Camino’s origins go back to 2009, when Martin and Carello created a theater piece starring young Latino Pittsburghers titled Teatro Latino de Pittsburgh. As Teatro debuted, one of its stars—exuberant High School senior Milton Mejia—was taken into custody by police and threatened with deportation. His harrowing months spent in a series of corporate-operated for-profit immigrant detention centers, and the ceaseless efforts to track and help him by his young girlfriend Stephany McMullen (now Mejia), herself an immigrant from Venezuela, provided the inspiration for Camino.
Stephany Mejia now serves on the advisory board for Hiawatha Project as it endeavors to tell what is, in part, her story. Her husband Milton lives in Honduras and works constantly towards gaining the right to return to the US legally.
About Hiawatha Project
Although established as an organization in 2010, Hiawatha Project’s conceptual beginnings go back to 2009 when Anya Martin and Michelle Carello began work on Camino after Mejia’s confinement. But since forming as an organization last year, Hiawatha Project has seen its concept grow out of the desire to tell one story, and blossom into an entire artistic process.
Hiawatha Project’s work has been featured on the front pages of both Pittsburgh City Paper and Pittsburgh Post-Gazette for Camino’s unique two-year development process that has included extensive workshops with Latino community members and professional Pittsburgh artists. The group has worked closely with the relatively new organization Jovenes sin Nombres—an art-based collective of Latino youths in Pittsburgh.

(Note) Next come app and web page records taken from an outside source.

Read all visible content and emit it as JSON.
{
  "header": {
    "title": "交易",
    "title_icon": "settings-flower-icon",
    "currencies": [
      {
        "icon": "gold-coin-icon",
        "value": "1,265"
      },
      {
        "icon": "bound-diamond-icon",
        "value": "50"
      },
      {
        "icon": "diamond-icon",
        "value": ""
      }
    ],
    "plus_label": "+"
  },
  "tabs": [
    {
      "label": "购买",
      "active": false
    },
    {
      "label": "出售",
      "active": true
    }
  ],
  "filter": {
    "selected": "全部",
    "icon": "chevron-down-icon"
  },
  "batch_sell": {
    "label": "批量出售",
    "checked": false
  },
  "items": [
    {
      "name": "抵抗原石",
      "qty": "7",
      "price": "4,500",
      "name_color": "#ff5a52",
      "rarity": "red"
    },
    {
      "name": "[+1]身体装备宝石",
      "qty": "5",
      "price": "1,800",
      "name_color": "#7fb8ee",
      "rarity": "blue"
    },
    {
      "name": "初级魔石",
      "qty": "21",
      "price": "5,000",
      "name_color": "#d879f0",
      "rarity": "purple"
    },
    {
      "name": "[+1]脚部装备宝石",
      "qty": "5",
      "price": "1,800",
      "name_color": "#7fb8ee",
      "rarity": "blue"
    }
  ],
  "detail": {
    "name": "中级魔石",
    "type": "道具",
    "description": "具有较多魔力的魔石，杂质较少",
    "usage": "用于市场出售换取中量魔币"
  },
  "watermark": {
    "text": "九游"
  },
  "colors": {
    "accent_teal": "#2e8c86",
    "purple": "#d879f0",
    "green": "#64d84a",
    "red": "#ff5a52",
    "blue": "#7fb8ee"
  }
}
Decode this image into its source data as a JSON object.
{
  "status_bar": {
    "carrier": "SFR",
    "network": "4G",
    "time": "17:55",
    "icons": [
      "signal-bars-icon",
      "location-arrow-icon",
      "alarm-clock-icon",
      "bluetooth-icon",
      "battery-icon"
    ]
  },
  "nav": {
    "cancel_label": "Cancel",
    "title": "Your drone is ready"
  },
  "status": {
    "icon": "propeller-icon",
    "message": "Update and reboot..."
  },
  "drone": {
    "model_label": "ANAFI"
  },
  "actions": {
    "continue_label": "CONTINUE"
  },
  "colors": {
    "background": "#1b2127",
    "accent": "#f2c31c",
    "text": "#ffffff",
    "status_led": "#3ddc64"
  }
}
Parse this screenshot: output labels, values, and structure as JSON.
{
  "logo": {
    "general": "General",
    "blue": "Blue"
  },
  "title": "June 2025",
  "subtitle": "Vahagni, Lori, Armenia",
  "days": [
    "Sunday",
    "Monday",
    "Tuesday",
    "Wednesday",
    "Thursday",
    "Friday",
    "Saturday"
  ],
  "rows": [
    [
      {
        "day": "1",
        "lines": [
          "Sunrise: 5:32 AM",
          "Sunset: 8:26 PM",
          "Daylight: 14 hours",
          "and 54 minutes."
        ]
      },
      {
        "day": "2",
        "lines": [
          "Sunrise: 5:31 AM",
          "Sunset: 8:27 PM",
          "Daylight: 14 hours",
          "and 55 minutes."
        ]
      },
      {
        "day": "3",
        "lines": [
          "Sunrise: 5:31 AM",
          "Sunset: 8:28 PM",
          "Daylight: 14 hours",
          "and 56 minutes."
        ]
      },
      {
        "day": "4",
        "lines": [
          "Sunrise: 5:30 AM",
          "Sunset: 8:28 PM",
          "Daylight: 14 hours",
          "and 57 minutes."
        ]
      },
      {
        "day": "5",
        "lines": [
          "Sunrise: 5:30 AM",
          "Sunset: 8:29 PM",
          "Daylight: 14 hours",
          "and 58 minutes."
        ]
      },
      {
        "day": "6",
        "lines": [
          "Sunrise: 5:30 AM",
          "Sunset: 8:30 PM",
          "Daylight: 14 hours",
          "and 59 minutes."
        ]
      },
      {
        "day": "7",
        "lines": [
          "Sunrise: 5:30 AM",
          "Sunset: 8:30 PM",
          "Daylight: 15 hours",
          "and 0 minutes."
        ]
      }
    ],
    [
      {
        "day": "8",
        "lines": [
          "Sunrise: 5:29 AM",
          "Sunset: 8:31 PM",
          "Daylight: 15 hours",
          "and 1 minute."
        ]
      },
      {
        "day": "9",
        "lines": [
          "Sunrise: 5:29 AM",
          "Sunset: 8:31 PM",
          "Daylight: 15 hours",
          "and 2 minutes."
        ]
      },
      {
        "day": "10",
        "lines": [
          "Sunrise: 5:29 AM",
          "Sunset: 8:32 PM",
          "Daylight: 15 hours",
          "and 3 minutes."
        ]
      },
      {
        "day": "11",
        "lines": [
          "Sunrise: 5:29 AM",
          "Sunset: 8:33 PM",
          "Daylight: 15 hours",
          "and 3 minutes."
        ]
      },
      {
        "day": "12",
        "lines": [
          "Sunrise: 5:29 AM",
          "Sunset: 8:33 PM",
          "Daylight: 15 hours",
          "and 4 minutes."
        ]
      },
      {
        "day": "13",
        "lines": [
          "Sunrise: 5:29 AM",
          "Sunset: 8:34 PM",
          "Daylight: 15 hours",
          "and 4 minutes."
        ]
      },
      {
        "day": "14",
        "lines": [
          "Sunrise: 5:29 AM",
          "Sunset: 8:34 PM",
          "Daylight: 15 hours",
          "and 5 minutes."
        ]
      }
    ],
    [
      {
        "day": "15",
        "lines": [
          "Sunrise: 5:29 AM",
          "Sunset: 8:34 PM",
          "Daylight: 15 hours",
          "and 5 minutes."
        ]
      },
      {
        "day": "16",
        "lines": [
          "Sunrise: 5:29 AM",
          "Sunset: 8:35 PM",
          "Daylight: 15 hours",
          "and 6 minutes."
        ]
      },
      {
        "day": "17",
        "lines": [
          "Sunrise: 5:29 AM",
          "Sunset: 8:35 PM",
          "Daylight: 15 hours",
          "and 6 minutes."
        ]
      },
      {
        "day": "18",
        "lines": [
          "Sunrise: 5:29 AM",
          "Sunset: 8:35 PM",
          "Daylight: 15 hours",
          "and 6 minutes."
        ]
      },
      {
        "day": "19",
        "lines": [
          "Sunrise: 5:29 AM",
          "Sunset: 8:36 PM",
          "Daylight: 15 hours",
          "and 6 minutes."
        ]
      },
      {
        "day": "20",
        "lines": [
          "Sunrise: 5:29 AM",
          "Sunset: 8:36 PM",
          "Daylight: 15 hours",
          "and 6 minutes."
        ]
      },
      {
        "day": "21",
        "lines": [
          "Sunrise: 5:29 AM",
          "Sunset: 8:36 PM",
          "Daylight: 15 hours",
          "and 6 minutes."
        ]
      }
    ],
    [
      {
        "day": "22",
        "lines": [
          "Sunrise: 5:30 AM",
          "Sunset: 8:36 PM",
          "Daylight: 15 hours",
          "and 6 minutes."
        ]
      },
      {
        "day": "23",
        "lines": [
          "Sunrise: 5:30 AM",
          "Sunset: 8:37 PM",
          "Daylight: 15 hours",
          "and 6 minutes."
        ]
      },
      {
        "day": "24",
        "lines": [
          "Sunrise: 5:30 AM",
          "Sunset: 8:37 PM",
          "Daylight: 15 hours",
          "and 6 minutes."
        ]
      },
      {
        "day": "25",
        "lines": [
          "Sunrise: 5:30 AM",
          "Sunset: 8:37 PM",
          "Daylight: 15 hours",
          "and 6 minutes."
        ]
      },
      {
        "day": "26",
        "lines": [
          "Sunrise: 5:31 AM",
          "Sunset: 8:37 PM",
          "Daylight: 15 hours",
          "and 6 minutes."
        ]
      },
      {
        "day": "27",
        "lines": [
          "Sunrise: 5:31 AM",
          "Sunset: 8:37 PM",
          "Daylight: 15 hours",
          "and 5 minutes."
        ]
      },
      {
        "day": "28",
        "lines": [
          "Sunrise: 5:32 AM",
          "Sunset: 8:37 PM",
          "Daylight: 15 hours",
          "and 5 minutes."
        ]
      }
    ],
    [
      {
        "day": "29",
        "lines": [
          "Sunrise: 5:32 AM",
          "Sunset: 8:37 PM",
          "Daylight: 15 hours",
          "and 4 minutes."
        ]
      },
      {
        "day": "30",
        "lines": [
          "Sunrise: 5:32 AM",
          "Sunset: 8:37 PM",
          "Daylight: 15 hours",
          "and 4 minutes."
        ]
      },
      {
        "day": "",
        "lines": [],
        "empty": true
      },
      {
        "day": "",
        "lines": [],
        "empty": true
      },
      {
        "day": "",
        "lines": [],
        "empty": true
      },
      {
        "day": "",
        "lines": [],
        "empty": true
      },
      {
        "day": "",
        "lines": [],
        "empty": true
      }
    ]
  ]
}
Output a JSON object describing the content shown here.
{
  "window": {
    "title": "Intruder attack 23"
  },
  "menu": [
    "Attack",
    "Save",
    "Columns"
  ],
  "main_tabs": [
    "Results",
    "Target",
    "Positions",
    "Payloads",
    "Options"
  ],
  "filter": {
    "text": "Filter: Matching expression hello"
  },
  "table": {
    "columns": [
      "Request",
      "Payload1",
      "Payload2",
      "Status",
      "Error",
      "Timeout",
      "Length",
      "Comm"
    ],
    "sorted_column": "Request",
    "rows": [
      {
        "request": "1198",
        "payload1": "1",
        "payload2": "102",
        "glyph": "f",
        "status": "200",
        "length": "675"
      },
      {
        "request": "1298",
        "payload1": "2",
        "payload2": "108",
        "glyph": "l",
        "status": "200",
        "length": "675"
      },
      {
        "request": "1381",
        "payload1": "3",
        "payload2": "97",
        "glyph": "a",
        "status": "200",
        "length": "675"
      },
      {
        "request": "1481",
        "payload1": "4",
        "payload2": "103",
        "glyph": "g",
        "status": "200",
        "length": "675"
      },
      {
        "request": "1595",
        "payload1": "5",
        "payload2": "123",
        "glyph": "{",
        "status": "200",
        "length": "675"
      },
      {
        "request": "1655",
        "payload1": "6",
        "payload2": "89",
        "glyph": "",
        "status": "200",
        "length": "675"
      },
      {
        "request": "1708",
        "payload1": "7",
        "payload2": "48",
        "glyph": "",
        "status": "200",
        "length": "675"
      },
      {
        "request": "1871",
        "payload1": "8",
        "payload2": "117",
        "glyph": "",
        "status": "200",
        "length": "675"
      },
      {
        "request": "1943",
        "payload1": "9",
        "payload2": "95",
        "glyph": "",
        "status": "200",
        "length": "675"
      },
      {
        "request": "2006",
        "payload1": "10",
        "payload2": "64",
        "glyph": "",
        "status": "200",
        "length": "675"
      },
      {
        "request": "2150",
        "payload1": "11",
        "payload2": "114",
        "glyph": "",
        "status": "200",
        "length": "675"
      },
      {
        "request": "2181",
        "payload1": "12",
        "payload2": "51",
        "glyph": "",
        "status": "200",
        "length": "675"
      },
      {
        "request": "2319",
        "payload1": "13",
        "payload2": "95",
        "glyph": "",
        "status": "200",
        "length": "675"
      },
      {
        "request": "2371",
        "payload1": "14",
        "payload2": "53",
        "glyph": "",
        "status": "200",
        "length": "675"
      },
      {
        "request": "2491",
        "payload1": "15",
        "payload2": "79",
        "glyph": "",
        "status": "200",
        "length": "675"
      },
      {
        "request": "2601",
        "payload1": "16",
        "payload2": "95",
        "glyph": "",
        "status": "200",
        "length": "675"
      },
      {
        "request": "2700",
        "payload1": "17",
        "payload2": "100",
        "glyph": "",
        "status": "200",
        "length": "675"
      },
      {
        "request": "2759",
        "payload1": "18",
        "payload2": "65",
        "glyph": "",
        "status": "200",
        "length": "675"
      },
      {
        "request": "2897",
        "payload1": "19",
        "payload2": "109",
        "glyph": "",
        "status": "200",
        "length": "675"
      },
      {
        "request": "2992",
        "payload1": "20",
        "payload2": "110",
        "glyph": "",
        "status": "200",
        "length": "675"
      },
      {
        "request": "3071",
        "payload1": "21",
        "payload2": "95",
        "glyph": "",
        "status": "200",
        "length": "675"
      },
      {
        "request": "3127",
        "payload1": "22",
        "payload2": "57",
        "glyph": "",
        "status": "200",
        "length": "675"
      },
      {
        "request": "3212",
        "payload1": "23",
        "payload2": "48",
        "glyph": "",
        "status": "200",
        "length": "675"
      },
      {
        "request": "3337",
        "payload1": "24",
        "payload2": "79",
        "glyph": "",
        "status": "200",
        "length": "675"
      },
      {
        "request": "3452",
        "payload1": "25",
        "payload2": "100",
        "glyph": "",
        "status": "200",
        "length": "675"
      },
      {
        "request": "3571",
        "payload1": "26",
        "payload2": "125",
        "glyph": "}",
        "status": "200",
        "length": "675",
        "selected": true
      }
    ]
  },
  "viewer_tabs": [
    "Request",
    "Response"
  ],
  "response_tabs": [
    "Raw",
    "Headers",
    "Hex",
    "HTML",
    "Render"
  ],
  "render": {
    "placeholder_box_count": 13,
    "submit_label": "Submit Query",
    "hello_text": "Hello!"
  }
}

Hiawatha Project co-founder Anya Martin was recently a Creative Capital/Flight School fellow through Pittsburgh Center for the Arts, and is currently the Center for the Arts in Society’s Artist in Residence at CMU, where both she and co-founder Michelle Carello are graduates from the School of Drama. The two have worked in theater arts in New York City, Philadelphia, Washington, D.C., and New Orleans, besides extensive work in Pittsburgh.